--- Data records Enclosed Below ---
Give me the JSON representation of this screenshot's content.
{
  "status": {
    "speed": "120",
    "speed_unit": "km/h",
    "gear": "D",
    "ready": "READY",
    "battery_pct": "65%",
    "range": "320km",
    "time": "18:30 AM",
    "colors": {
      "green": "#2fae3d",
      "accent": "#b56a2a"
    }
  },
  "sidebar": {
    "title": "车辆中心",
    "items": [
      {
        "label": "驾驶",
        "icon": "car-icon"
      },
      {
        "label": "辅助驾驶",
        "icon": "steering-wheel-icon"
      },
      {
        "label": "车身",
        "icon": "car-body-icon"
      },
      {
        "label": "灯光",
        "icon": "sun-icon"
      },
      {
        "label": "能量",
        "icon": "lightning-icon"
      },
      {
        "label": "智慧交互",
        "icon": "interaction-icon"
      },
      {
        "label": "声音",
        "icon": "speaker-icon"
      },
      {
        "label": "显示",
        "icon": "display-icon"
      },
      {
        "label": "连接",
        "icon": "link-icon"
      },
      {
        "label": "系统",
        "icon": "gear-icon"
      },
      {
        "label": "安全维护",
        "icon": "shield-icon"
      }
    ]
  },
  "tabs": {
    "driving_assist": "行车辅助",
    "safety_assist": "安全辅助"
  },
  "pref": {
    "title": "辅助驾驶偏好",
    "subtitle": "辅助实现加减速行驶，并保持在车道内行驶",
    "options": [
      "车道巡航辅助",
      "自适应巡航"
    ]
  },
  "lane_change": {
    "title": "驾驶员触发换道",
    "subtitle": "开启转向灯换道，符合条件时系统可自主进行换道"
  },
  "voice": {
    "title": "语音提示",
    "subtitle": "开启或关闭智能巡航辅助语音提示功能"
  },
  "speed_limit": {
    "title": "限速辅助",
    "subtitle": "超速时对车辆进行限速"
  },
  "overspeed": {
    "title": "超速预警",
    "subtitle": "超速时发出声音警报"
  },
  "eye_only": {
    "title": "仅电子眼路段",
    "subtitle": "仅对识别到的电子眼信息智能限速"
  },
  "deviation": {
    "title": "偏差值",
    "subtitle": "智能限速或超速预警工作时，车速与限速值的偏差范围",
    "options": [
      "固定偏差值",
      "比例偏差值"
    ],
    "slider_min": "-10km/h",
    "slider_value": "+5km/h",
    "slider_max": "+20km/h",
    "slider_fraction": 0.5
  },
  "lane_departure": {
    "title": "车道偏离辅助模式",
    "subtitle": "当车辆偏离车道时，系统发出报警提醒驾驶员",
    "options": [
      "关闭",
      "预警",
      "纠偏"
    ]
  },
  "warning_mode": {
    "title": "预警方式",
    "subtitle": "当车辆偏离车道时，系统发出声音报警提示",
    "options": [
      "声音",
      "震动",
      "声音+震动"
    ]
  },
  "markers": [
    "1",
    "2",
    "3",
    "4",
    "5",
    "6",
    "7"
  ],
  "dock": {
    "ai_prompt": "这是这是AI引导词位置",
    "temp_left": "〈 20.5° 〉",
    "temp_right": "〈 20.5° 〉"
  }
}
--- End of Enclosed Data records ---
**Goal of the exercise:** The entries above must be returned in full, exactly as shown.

**Solution for this exercise:**
Give me the JSON representation of this screenshot's content.
{
  "status": {
    "speed": "120",
    "speed_unit": "km/h",
    "gear": "D",
    "ready": "READY",
    "battery_pct": "65%",
    "range": "320km",
    "time": "18:30 AM",
    "colors": {
      "green": "#2fae3d",
      "accent": "#b56a2a"
    }
  },
  "sidebar": {
    "title": "车辆中心",
    "items": [
      {
        "label": "驾驶",
        "icon": "car-icon"
      },
      {
        "label": "辅助驾驶",
        "icon": "steering-wheel-icon"
      },
      {
        "label": "车身",
        "icon": "car-body-icon"
      },
      {
        "label": "灯光",
        "icon": "sun-icon"
      },
      {
        "label": "能量",
        "icon": "lightning-icon"
      },
      {
        "label": "智慧交互",
        "icon": "interaction-icon"
      },
      {
        "label": "声音",
        "icon": "speaker-icon"
      },
      {
        "label": "显示",
        "icon": "display-icon"
      },
      {
        "label": "连接",
        "icon": "link-icon"
      },
      {
        "label": "系统",
        "icon": "gear-icon"
      },
      {
        "label": "安全维护",
        "icon": "shield-icon"
      }
    ]
  },
  "tabs": {
    "driving_assist": "行车辅助",
    "safety_assist": "安全辅助"
  },
  "pref": {
    "title": "辅助驾驶偏好",
    "subtitle": "辅助实现加减速行驶，并保持在车道内行驶",
    "options": [
      "车道巡航辅助",
      "自适应巡航"
    ]
  },
  "lane_change": {
    "title": "驾驶员触发换道",
    "subtitle": "开启转向灯换道，符合条件时系统可自主进行换道"
  },
  "voice": {
    "title": "语音提示",
    "subtitle": "开启或关闭智能巡航辅助语音提示功能"
  },
  "speed_limit": {
    "title": "限速辅助",
    "subtitle": "超速时对车辆进行限速"
  },
  "overspeed": {
    "title": "超速预警",
    "subtitle": "超速时发出声音警报"
  },
  "eye_only": {
    "title": "仅电子眼路段",
    "subtitle": "仅对识别到的电子眼信息智能限速"
  },
  "deviation": {
    "title": "偏差值",
    "subtitle": "智能限速或超速预警工作时，车速与限速值的偏差范围",
    "options": [
      "固定偏差值",
      "比例偏差值"
    ],
    "slider_min": "-10km/h",
    "slider_value": "+5km/h",
    "slider_max": "+20km/h",
    "slider_fraction": 0.5
  },
  "lane_departure": {
    "title": "车道偏离辅助模式",
    "subtitle": "当车辆偏离车道时，系统发出报警提醒驾驶员",
    "options": [
      "关闭",
      "预警",
      "纠偏"
    ]
  },
  "warning_mode": {
    "title": "预警方式",
    "subtitle": "当车辆偏离车道时，系统发出声音报警提示",
    "options": [
      "声音",
      "震动",
      "声音+震动"
    ]
  },
  "markers": [
    "1",
    "2",
    "3",
    "4",
    "5",
    "6",
    "7"
  ],
  "dock": {
    "ai_prompt": "这是这是AI引导词位置",
    "temp_left": "〈 20.5° 〉",
    "temp_right": "〈 20.5° 〉"
  }
}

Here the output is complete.